| WORK INSTRUCTIONS |
Some lines below hold "JSON". Pick them out and copy them.

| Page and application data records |
● ● ● ● ● ● ●

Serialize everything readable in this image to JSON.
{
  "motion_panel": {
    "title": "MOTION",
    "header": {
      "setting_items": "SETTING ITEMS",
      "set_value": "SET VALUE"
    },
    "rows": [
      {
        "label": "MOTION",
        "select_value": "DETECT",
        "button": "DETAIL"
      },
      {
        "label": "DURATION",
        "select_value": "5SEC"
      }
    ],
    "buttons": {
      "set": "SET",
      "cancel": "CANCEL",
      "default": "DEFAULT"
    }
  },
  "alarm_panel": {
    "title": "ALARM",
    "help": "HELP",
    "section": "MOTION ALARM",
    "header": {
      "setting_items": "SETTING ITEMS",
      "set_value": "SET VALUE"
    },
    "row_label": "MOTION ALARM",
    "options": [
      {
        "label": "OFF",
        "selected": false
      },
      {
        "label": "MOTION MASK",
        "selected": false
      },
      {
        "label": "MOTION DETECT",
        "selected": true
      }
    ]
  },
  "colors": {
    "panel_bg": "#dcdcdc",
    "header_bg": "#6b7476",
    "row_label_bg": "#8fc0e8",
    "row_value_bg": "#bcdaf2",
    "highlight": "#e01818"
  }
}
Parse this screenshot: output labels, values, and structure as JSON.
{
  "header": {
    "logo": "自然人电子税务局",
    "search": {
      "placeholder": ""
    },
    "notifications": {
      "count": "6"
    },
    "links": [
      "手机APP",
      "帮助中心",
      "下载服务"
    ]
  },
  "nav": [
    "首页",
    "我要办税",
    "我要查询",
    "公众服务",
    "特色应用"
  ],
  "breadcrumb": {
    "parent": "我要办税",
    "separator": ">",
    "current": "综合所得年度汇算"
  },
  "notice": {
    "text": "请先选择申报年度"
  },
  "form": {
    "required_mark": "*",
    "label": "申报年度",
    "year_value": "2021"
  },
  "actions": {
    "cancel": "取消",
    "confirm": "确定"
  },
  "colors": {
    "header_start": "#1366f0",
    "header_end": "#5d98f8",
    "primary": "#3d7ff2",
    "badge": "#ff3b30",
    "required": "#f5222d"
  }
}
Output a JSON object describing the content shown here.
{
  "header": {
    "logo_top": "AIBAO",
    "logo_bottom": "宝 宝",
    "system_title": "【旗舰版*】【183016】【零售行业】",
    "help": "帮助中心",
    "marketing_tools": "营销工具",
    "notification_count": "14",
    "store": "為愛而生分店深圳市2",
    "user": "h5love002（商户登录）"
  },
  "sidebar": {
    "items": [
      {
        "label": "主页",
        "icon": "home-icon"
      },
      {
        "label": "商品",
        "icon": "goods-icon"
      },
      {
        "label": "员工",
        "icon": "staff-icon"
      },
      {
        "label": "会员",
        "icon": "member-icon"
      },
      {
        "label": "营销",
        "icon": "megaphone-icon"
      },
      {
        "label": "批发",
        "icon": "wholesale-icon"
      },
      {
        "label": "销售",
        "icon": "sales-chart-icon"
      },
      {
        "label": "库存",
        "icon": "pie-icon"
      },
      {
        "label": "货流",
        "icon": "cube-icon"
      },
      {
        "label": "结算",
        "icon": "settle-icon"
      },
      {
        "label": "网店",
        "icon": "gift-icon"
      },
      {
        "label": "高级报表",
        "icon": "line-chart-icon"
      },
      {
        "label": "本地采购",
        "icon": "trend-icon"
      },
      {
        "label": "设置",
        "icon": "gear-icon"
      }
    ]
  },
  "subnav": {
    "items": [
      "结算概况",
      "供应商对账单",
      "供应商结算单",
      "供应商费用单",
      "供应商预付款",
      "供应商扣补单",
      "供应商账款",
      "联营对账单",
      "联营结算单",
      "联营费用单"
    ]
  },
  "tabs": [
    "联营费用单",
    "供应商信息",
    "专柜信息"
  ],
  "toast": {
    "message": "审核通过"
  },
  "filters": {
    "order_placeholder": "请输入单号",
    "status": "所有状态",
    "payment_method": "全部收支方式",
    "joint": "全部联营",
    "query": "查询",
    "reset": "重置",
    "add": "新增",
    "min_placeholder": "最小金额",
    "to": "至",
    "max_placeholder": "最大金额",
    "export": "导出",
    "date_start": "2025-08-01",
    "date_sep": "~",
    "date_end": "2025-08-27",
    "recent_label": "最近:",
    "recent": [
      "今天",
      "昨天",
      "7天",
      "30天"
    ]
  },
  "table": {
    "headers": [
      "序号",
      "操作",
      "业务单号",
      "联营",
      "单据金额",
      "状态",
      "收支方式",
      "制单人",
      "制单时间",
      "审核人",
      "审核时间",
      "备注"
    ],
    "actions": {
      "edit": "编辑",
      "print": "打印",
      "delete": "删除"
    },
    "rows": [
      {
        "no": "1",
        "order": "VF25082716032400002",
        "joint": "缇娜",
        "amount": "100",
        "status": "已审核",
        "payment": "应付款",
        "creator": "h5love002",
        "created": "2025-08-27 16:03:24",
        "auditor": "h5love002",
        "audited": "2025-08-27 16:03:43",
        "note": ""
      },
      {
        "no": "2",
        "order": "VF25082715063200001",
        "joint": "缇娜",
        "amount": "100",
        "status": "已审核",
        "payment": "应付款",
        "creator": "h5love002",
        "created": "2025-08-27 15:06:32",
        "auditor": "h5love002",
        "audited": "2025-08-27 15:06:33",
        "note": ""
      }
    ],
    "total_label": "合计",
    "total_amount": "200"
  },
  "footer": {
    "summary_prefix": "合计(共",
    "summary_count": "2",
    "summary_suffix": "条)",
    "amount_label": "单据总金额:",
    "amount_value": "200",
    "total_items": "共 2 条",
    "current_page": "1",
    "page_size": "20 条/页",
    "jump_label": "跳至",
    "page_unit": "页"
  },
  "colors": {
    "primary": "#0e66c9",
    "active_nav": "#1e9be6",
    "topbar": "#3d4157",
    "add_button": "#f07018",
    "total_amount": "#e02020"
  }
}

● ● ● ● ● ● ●

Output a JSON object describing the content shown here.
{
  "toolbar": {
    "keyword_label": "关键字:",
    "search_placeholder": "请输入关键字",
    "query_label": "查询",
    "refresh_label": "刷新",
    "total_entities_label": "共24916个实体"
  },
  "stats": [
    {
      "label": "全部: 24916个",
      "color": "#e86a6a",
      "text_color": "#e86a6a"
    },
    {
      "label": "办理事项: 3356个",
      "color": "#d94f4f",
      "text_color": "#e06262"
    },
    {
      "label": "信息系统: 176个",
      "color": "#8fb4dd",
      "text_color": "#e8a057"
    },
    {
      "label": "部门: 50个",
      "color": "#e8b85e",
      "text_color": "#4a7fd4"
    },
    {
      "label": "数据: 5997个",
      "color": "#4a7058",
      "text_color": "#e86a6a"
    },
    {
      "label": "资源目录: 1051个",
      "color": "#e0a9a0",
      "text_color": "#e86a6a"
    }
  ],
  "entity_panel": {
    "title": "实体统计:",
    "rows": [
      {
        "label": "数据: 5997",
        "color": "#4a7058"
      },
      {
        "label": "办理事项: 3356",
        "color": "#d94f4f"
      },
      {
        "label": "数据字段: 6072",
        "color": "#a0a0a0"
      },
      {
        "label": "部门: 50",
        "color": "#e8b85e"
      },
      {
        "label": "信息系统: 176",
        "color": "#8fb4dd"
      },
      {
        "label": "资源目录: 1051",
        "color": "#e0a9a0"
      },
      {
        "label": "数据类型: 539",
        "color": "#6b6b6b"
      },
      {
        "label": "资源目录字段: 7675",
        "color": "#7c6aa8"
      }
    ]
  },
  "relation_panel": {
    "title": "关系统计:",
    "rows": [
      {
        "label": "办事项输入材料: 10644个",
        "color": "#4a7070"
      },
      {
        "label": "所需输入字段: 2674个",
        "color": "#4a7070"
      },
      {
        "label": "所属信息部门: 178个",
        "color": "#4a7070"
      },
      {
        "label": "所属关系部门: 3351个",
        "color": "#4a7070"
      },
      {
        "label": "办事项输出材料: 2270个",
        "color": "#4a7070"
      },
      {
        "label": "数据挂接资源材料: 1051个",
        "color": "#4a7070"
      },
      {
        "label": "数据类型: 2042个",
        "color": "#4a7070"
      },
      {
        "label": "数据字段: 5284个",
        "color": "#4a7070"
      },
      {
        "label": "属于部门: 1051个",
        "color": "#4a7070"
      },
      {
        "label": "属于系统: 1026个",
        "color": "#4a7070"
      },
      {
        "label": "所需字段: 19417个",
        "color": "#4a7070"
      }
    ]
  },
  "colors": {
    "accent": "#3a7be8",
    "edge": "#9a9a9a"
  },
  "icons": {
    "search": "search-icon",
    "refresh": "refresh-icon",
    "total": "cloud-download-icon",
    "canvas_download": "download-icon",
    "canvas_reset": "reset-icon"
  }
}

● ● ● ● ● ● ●

| RESPONSE BELOW |
Serialize everything readable in this image to JSON.
Parse this screenshot: output labels, values, and structure as JSON.
Output a JSON object describing the content shown here.
Output a JSON object describing the content shown here.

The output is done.